A few weeks ago marked my one-year anniversary of finishing grad school, and in just a few weeks, I will mark my one-year anniversary in DC. I think this has been the fastest year yet. Standing on that mountaintop a year ago really did change everything. It's been quite a year. This is the first time I have lived in a city on my own, without my parents less than six hours away by car. And thus, the first time I have really, truly felt like an adult. It only took 29 years to get there.
I rode a motorcycle for the first time, despite my secret fantasy life as a biker babe. It was really scary at first, and now I can't wait to do it again.
I watched my younger brother marry the love of his life and start his own family and career.
In November I danced on my fire escape in the nation's capital when our first African-American president was elected. In January I huddled in the freezing cold on the National Mall to see him sworn in. And in May, I stood on the other side of the fence as he wished my mom a happy Mother's Day. Only having a conversation with him would be cooler.
I was active outdoors all winter long, unlike every winter past that was too hard and bitter to walk four blocks to the gym. Granted, DC winters are not like Chicago winters, but I definitely learned the value of fleece tops and wool socks.
This spring, I made my own yogurt, grew my own veggies, and roasted my own chicken. Cheers to being even more self-sufficient. I also joined the 21st century with a flat-screen HD LCD television and a brand new laptop computer.

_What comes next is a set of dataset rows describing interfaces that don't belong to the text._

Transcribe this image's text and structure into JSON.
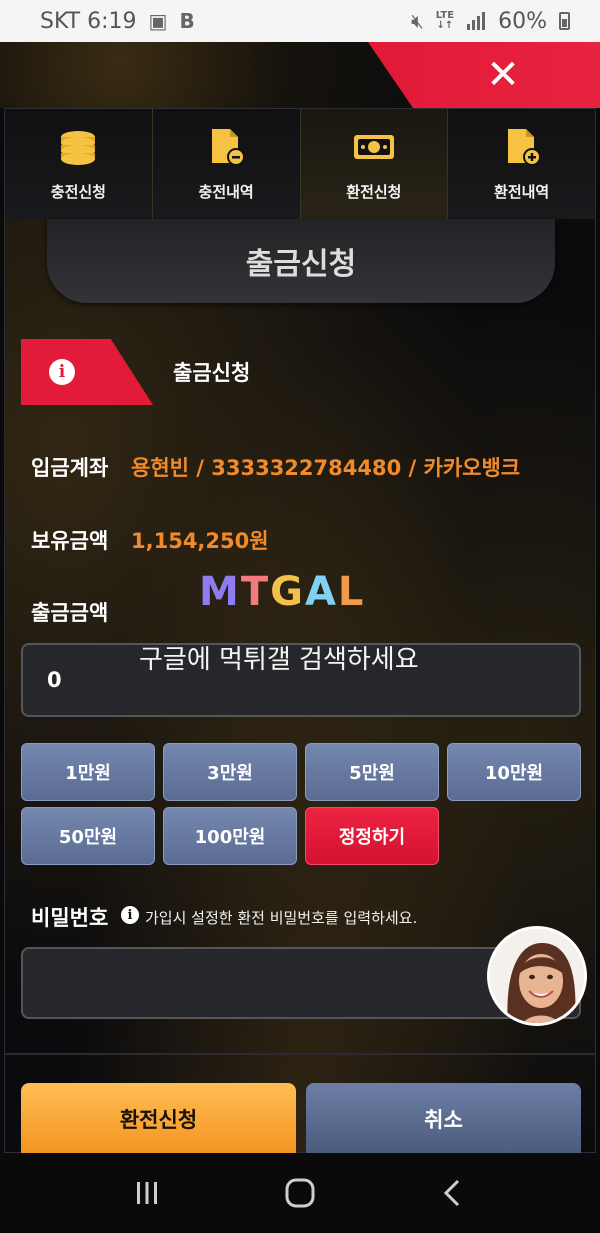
{
  "status_bar": {
    "carrier_time": "SKT 6:19",
    "network": "LTE",
    "battery": "60%"
  },
  "tabs": [
    {
      "label": "충전신청",
      "icon": "coins-icon"
    },
    {
      "label": "충전내역",
      "icon": "document-minus-icon"
    },
    {
      "label": "환전신청",
      "icon": "cash-icon"
    },
    {
      "label": "환전내역",
      "icon": "document-plus-icon"
    }
  ],
  "active_tab": 2,
  "page_title": "출금신청",
  "info_title": "출금신청",
  "account": {
    "deposit_label": "입금계좌",
    "deposit_value": "용현빈 / 3333322784480 / 카카오뱅크",
    "balance_label": "보유금액",
    "balance_value": "1,154,250원",
    "amount_label": "출금금액",
    "amount_value": "0"
  },
  "watermark": {
    "logo": "MTGAL",
    "text": "구글에 먹튀갤 검색하세요"
  },
  "amount_buttons": [
    "1만원",
    "3만원",
    "5만원",
    "10만원",
    "50만원",
    "100만원"
  ],
  "reset_button": "정정하기",
  "password": {
    "label": "비밀번호",
    "hint": "가입시 설정한 환전 비밀번호를 입력하세요.",
    "value": ""
  },
  "actions": {
    "submit": "환전신청",
    "cancel": "취소"
  },
  "colors": {
    "accent_red": "#e31b3a",
    "accent_orange": "#f28a2b",
    "button_blue": "#6477a0"
  }
}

I embraced a challenge at work and came away feeling much more prepared, capable, and confident. I learned to stop pushing pushing pushing for world change, opting instead to focus on creating a meaningful life for myself and seeking out the little ways that I can make a difference. I changed my diet, upped my weights at the gym, and lost six pounds, and for the first time that I can remember, I actually like my knees.
For the first time since high school, I fell in love. Real love, requited, reciprocated, gut-wrenching love. Who just happens to live 1,700 miles away. He inspires me to try even harder to be the best I can be, to let go of fear and embrace opportunity. He is my better half.
All of these things are wonderful. They bring me closer to the person I really want to be. Aside from the first real vacation I have ever taken without any family, I can't begin to guess what the next year will hold. All I know is that life seems to get better as I get older. I wish that life could be so good for others. I know so many people who feel such pain, and I wish that the warm rays of the sun would shine on them more often. I feel so blessed, so thankful for the life I have been given the opportunity to lead. Most days, I can hardly believe it, and that is definitely a first.